### REQUIRED ACTION
Should a line in the entries below contain "label", return that line.

------

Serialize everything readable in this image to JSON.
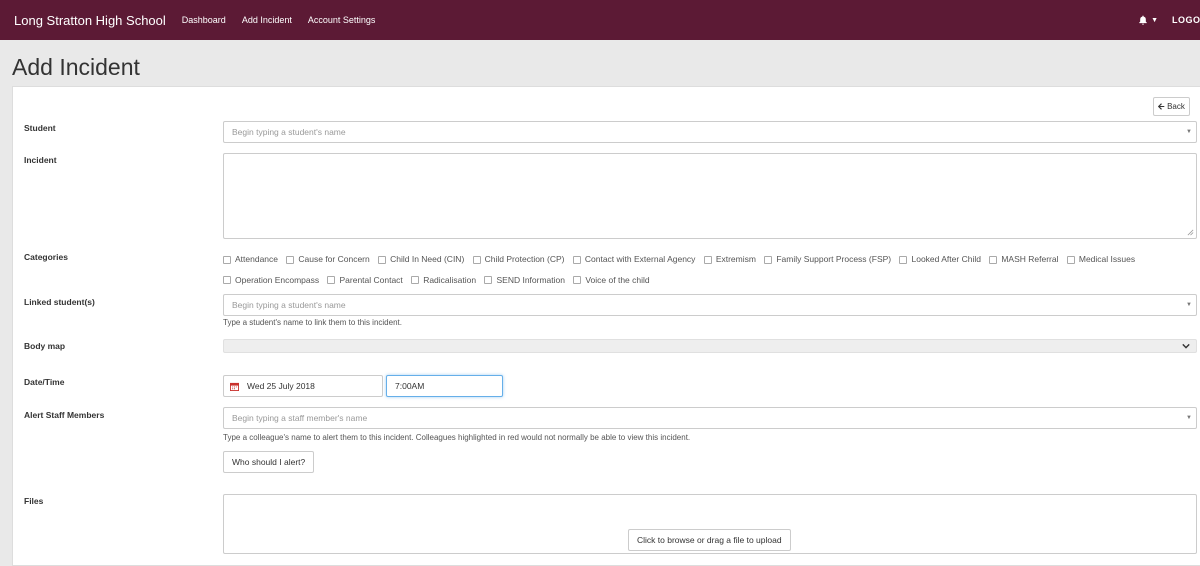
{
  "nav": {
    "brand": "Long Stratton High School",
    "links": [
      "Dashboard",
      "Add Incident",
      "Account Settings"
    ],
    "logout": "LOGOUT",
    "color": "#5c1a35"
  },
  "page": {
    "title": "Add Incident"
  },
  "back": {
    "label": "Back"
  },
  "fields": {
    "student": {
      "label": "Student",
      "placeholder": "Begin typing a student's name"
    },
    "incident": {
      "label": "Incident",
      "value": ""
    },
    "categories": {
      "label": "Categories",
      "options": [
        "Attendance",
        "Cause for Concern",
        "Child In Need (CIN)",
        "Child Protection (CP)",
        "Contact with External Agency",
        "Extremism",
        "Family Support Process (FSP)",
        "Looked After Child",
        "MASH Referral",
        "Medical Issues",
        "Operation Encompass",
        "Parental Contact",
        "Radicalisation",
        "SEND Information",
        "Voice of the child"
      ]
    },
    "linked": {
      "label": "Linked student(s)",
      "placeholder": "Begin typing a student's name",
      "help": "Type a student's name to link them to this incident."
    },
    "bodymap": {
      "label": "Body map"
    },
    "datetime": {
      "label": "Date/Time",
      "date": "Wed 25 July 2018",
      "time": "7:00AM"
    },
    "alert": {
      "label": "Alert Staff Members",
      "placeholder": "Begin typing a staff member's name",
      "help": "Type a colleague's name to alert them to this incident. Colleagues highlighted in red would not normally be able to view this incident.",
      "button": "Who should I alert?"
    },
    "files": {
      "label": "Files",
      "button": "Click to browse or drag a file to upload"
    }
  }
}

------

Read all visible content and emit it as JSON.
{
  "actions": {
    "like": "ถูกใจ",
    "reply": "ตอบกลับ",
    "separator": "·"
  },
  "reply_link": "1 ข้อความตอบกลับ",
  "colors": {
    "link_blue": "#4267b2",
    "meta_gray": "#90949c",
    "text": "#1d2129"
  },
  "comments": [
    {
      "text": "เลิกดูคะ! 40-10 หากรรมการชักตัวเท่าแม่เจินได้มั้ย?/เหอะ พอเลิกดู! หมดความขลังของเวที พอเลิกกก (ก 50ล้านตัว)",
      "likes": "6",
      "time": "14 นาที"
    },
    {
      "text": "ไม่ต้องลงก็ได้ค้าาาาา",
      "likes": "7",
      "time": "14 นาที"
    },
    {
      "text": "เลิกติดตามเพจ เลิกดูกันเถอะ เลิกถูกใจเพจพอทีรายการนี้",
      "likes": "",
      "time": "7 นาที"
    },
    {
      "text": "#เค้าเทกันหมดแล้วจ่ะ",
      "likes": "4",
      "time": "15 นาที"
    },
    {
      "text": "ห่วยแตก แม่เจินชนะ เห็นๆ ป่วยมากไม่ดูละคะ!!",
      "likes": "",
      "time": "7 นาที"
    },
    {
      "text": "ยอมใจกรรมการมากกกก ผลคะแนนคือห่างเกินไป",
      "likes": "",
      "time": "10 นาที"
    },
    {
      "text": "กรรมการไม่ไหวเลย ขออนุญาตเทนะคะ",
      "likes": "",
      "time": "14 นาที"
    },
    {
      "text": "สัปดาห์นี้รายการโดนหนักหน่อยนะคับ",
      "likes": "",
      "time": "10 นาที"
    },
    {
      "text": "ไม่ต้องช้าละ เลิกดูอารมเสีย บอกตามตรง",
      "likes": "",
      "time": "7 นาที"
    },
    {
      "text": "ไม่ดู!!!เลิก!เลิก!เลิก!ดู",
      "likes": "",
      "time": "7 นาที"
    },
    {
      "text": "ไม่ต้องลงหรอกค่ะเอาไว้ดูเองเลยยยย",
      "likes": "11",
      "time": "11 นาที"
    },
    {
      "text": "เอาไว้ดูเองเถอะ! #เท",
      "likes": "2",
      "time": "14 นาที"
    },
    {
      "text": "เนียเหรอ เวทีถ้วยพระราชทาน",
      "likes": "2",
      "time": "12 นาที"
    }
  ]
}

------

### YOUR RESPONSE
    "label": "Back"
      "label": "Student",
      "label": "Incident",
      "label": "Categories",
      "label": "Linked student(s)",
      "label": "Body map"
      "label": "Date/Time",
      "label": "Alert Staff Members",
      "label": "Files",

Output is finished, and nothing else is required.